you. Innocent men need fear no detection of their thoughts; and, for my part, I would give them free leave to fend all I write to Curl, if most of what I write was not too filly.
I defire my fincere fervices to Dr Delany, who, I agree with you, is a man every way eftimable. My Lord Orrery is a most virtuous and good-natured Nobleman, whom I should be happy to know. Lord B. received your letter through my hands. It is not to be told you how much he wishes for you. The whole lift of perfons to whom you fent your services, return you theirs, with proper fenfe of the diftinction. Your la dy-friend is femper eadem; and I have written an epistle to her on that qualification, in a female character; which is thought by my chief critic, in your abfence, to be my chef d'oeuvre. But it cannot be printed perfectly, in an age fo fore of fatire, and fo willing to mifapply cha
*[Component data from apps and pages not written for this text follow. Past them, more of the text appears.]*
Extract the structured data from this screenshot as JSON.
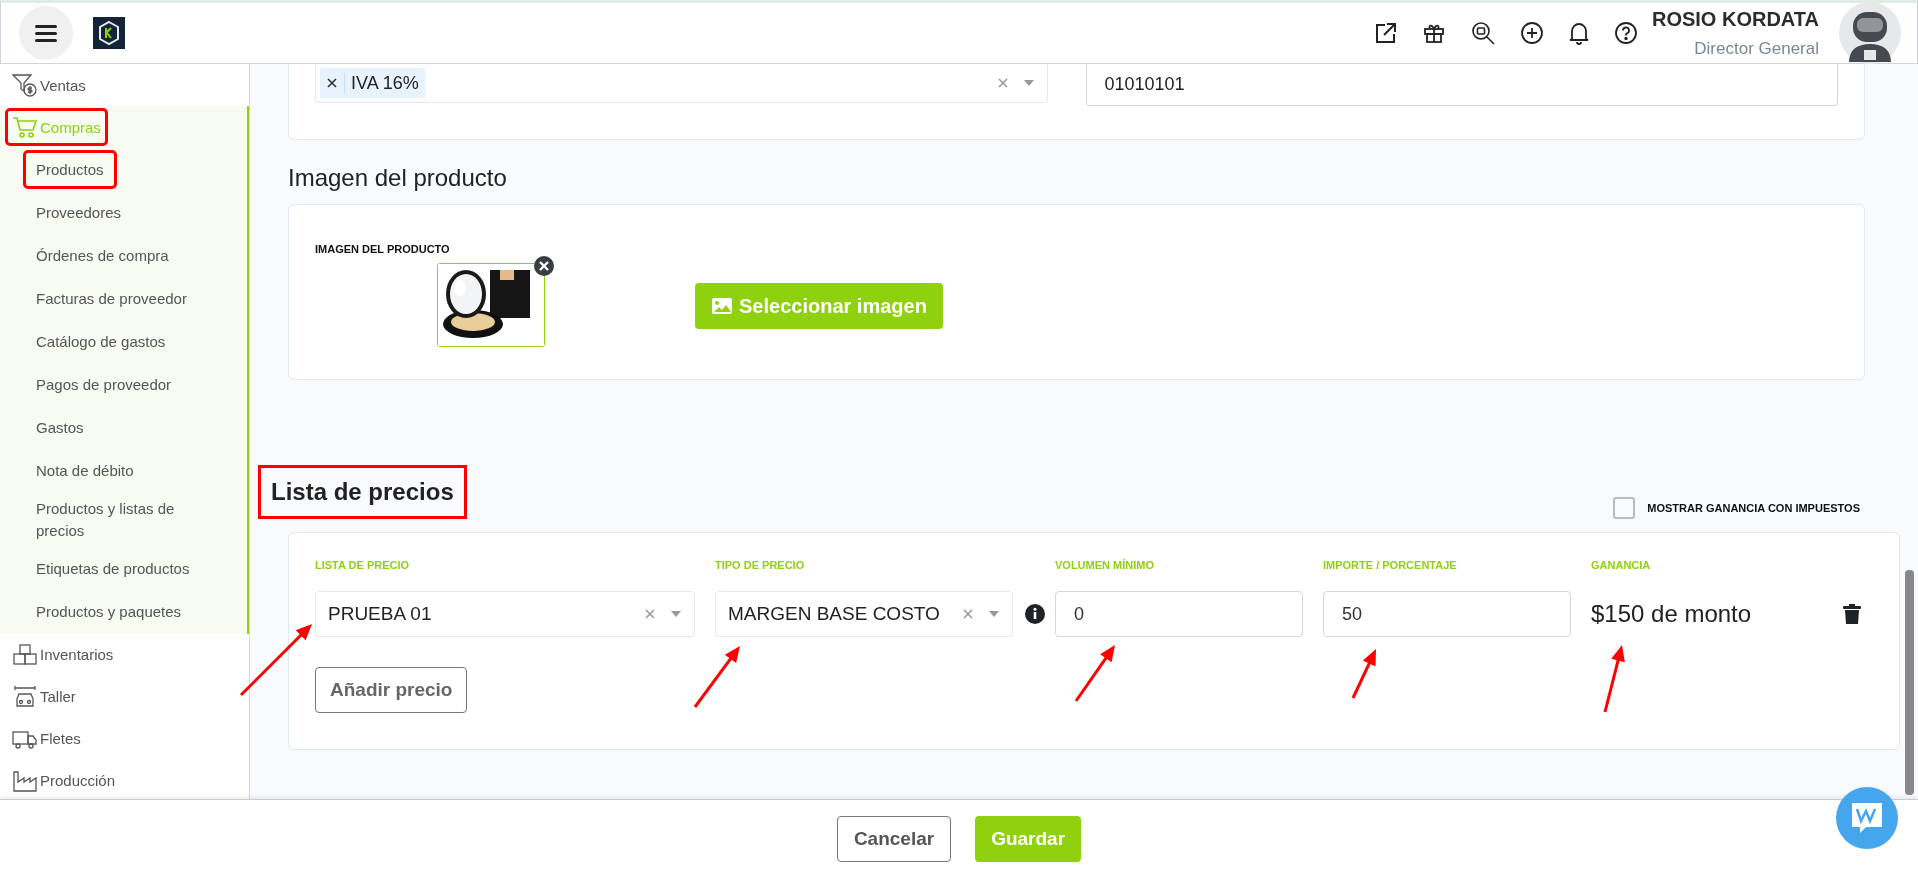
{
  "header": {
    "user_name": "ROSIO KORDATA",
    "user_role": "Director General"
  },
  "sidebar": {
    "items": [
      {
        "label": "Ventas",
        "selected": false,
        "highlighted": false
      },
      {
        "label": "Compras",
        "selected": true,
        "highlighted": true,
        "expanded": true,
        "children": [
          {
            "label": "Productos",
            "highlighted": true
          },
          {
            "label": "Proveedores",
            "highlighted": false
          },
          {
            "label": "Órdenes de compra",
            "highlighted": false
          },
          {
            "label": "Facturas de proveedor",
            "highlighted": false
          },
          {
            "label": "Catálogo de gastos",
            "highlighted": false
          },
          {
            "label": "Pagos de proveedor",
            "highlighted": false
          },
          {
            "label": "Gastos",
            "highlighted": false
          },
          {
            "label": "Nota de débito",
            "highlighted": false
          },
          {
            "label": "Productos y listas de precios",
            "highlighted": false
          },
          {
            "label": "Etiquetas de productos",
            "highlighted": false
          },
          {
            "label": "Productos y paquetes",
            "highlighted": false
          }
        ]
      },
      {
        "label": "Inventarios",
        "selected": false,
        "highlighted": false
      },
      {
        "label": "Taller",
        "selected": false,
        "highlighted": false
      },
      {
        "label": "Fletes",
        "selected": false,
        "highlighted": false
      },
      {
        "label": "Producción",
        "selected": false,
        "highlighted": false
      }
    ]
  },
  "top_card": {
    "tax_tags": [
      "IVA 16%"
    ],
    "code_value": "01010101"
  },
  "image_section": {
    "title": "Imagen del producto",
    "label": "IMAGEN DEL PRODUCTO",
    "button": "Seleccionar imagen"
  },
  "price_list": {
    "title": "Lista de precios",
    "highlighted": true,
    "show_tax_profit": {
      "label": "MOSTRAR GANANCIA CON IMPUESTOS",
      "checked": false
    },
    "columns": [
      "LISTA DE PRECIO",
      "TIPO DE PRECIO",
      "VOLUMEN MÍNIMO",
      "IMPORTE / PORCENTAJE",
      "GANANCIA"
    ],
    "rows": [
      {
        "price_list": "PRUEBA 01",
        "price_type": "MARGEN BASE COSTO",
        "min_volume": "0",
        "amount": "50",
        "profit": "$150 de monto"
      }
    ],
    "add_button": "Añadir precio"
  },
  "footer": {
    "buttons": [
      {
        "label": "Cancelar",
        "kind": "secondary"
      },
      {
        "label": "Guardar",
        "kind": "primary"
      }
    ]
  }
}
As to my own health, it is as good as ufual. I have lain ill feven days of a flight fever, (the complaint here); but recovered by gentle fweats, and the care of Dr Ar buthnot. The play Mr Gay left fucceeds very well. It is another original in its kind. Adieu. God preferve your life, your health, your limbs, your fpirits and your friendships !
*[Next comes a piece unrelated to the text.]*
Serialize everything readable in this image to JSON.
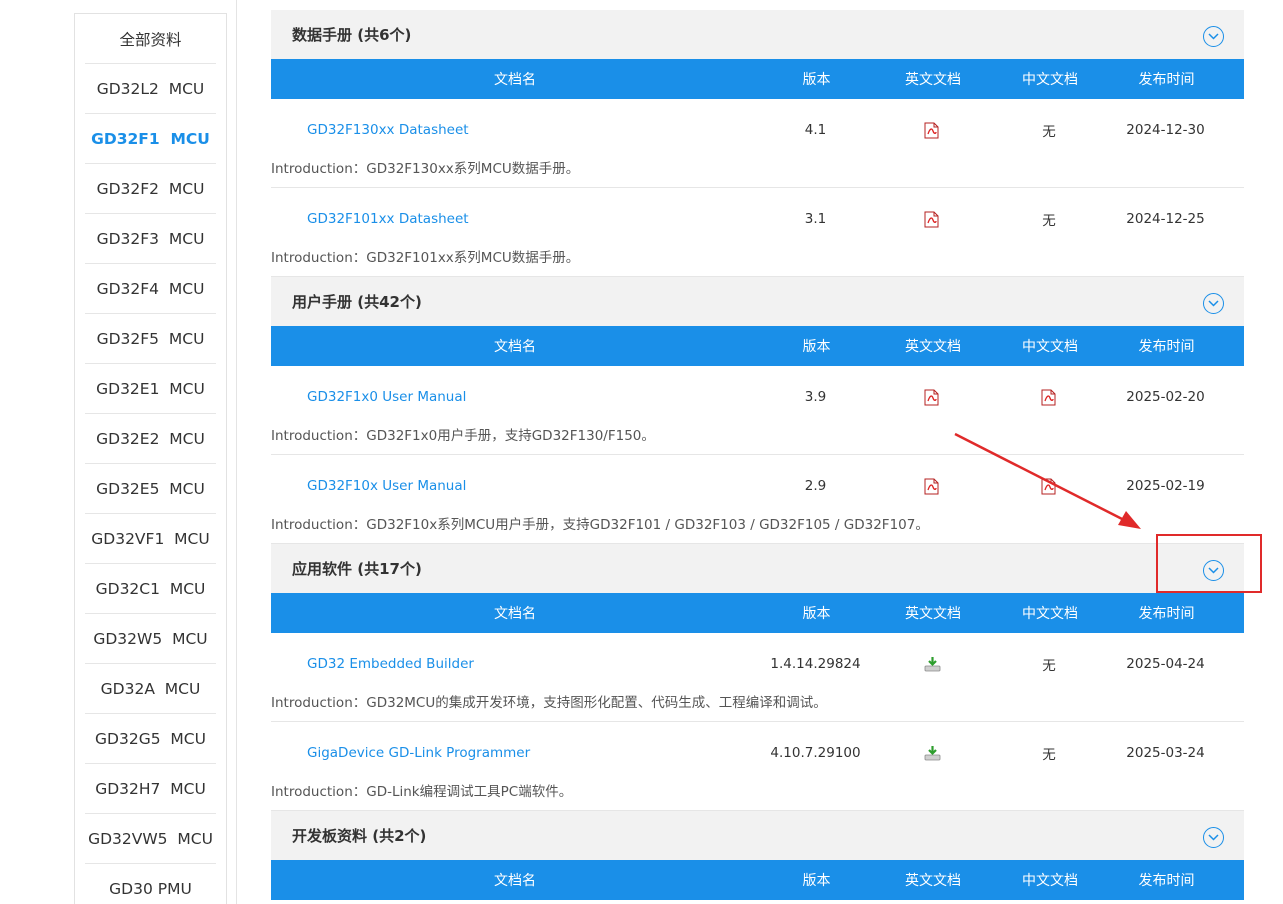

April 2. 1733.
OU fay truly, that death is only terrible to us, as it separates us from those we love; but I really think thofe have the worst of it who are left by us, if we are true friends. I have felt more, I fancy, in the lofs of Mr Gay, than I fhall fuffer in the thought of go. ing away myself into a state that can feel none of this fort of loffes. I wished vehemently to have feen him in a condition of living independent, and to have lived inperfect indolence the reft of our days together, the two most idle, most innocent, undefigning poets of our age. I now as vehemently with you and I might walk into the grave together, by as flow steps as you please, but contentedly
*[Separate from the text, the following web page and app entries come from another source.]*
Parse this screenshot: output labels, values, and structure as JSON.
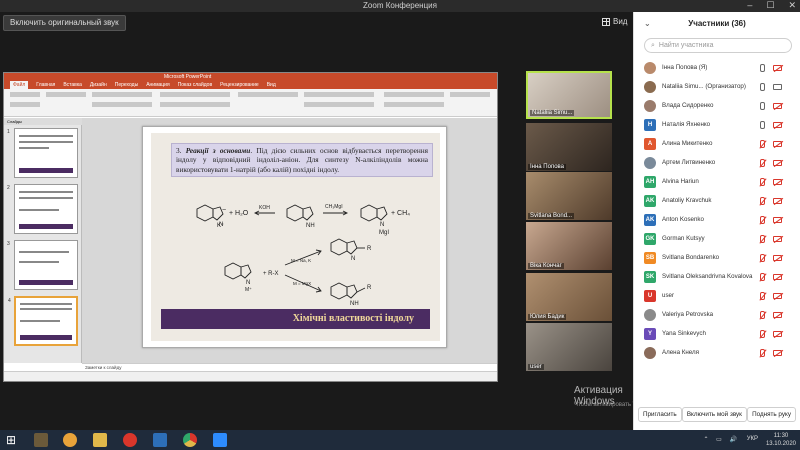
{
  "window": {
    "title": "Zoom Конференция"
  },
  "toolbar": {
    "original_sound": "Включить оригинальный звук",
    "view": "Вид"
  },
  "ppt": {
    "tabs": [
      "Файл",
      "Главная",
      "Вставка",
      "Дизайн",
      "Переходы",
      "Анимация",
      "Показ слайдов",
      "Рецензирование",
      "Вид"
    ],
    "thumb_tab": "Слайды",
    "notes": "Заметки к слайду",
    "slide_numbers": [
      "1",
      "2",
      "3",
      "4"
    ]
  },
  "slide": {
    "text_num": "3.",
    "text_bold": "Реакції з основами",
    "text_body": ". Під дією сильних основ відбувається перетворення індолу у відповідний індоліл-аніон. Для синтезу N-алкіліндолів можна використовувати 1-натрій (або калій) похідні індолу.",
    "footer": "Хімічні властивості індолу",
    "chem": {
      "koh": "KOH",
      "water": "+ H₂O",
      "k": "K⁺",
      "ch3mgi": "CH₃MgI",
      "methane": "+ CH₄",
      "mgi": "MgI",
      "rx": "+ R-X",
      "m1": "M = Na, K",
      "m2": "M = MgX",
      "minus": "−",
      "mplus": "M⁺",
      "nh": "NH",
      "n": "N",
      "r": "R"
    }
  },
  "videos": [
    {
      "name": "Nataliia Simu..."
    },
    {
      "name": "Інна Попова"
    },
    {
      "name": "Svitlana Bond..."
    },
    {
      "name": "Вікa Кончаг"
    },
    {
      "name": "Юлия Бадик"
    },
    {
      "name": "user"
    }
  ],
  "participants": {
    "title": "Участники (36)",
    "search_placeholder": "Найти участника",
    "list": [
      {
        "initial": "",
        "name": "Інна Попова (Я)",
        "color": "#b98a6b",
        "mic": "on",
        "cam": "muted"
      },
      {
        "initial": "",
        "name": "Nataliia Simu... (Организатор)",
        "color": "#8a6b4f",
        "mic": "on",
        "cam": "on"
      },
      {
        "initial": "",
        "name": "Влада Сидоренко",
        "color": "#9a7b6b",
        "mic": "on",
        "cam": "muted"
      },
      {
        "initial": "Н",
        "name": "Наталія Яхненко",
        "color": "#2d6fb8",
        "mic": "on",
        "cam": "muted"
      },
      {
        "initial": "А",
        "name": "Алина Микитенко",
        "color": "#e0572f",
        "mic": "muted",
        "cam": "muted"
      },
      {
        "initial": "",
        "name": "Артем Литвиненко",
        "color": "#7a8a9a",
        "mic": "muted",
        "cam": "muted"
      },
      {
        "initial": "AH",
        "name": "Alvina Hariun",
        "color": "#2fa76a",
        "mic": "muted",
        "cam": "muted"
      },
      {
        "initial": "AK",
        "name": "Anatoliy Kravchuk",
        "color": "#2fa76a",
        "mic": "muted",
        "cam": "muted"
      },
      {
        "initial": "AK",
        "name": "Anton Kosenko",
        "color": "#2d6fb8",
        "mic": "muted",
        "cam": "muted"
      },
      {
        "initial": "GK",
        "name": "Gorman Kutsyy",
        "color": "#2fa76a",
        "mic": "muted",
        "cam": "muted"
      },
      {
        "initial": "SB",
        "name": "Svitlana Bondarenko",
        "color": "#f08a24",
        "mic": "muted",
        "cam": "muted"
      },
      {
        "initial": "SK",
        "name": "Svitlana Oleksandrivna Kovalova",
        "color": "#2fa76a",
        "mic": "muted",
        "cam": "muted"
      },
      {
        "initial": "U",
        "name": "user",
        "color": "#d9362b",
        "mic": "muted",
        "cam": "muted"
      },
      {
        "initial": "",
        "name": "Valeriya Petrovska",
        "color": "#8a8a8a",
        "mic": "muted",
        "cam": "muted"
      },
      {
        "initial": "Y",
        "name": "Yana Sinkevych",
        "color": "#6a4bb8",
        "mic": "muted",
        "cam": "muted"
      },
      {
        "initial": "",
        "name": "Алена Кнеля",
        "color": "#8a6b5a",
        "mic": "muted",
        "cam": "muted"
      }
    ],
    "invite": "Пригласить",
    "unmute_me": "Включить мой звук",
    "raise_hand": "Поднять руку"
  },
  "activation": {
    "title": "Активация Windows",
    "text": "Чтобы активировать Windows, перейдите к параметрам компьютера."
  },
  "taskbar": {
    "lang": "УКР",
    "time": "11:30",
    "date": "13.10.2020"
  }
}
contentedly and chearfully. Whether that ever can be, or in what country, I know no more, than into what country we shall walk out of the grave. But it fuffices me to know, it will be exactly what region or state our Maker appoints, and that whatever is, is right. Our poor friend's papers are partly in my hands; and for as much as is fo, I will take care to suppress things unworthy of him. As to the epitaph, I am forry you gave a copy; for it will certainly by that means come into print; and I would correct it more, unless you will do it for me, and that I fhall like as well. Upon the whole, I earnestly with your coming over hither; for this reason, among many others, that your influence may be joined with mine, to suppress whatever we may judge proper of his papers. To be plunged in my neighbour's and my papers, will be your inevitable fate as foon as you come. That I am an author whofe characters are thought of fome weight, appears from the great noife and buftle that the court and town make about any I give: and I will not render them lefs important, or lefs interefting, by fparing vice and folly, or by betraying the cause of truth and virtue. I will take care they fhall be such as no man can be angry at, but the perfons I would have angry. You are fenfible with what decency and justice I paid homage to the royal family, at the fame time that I fatirized falfe courtiers, and fpies, &c. about them. I have not the courage, however, to be fuch a fatirift as you; but I would be as much, or more, a philofopher. You call your fatires libels; I would rather call my fatires epiftles. They will confift more of morality than of wit, and grow graver, which you will call duller. I fhall leave it to my antagonists to be witty, if they can, and content myself to be useful and in the right. Tell me your opinion as to Lady -'s or Lord ** 's performance. They are certainly the top wits of the court; and you may judge by that fingle piece what can be done against me; for it was laboured, corrected, precommended, and poft-disapproved, fo far as to be dif owned by themselves, after each had highly cried it up, for the others *. I have met with fome complaints, and *See Pope's epiftle written on this occafion, at the end of the 2d volume of his letters, the 8th volume in Warburton's edition.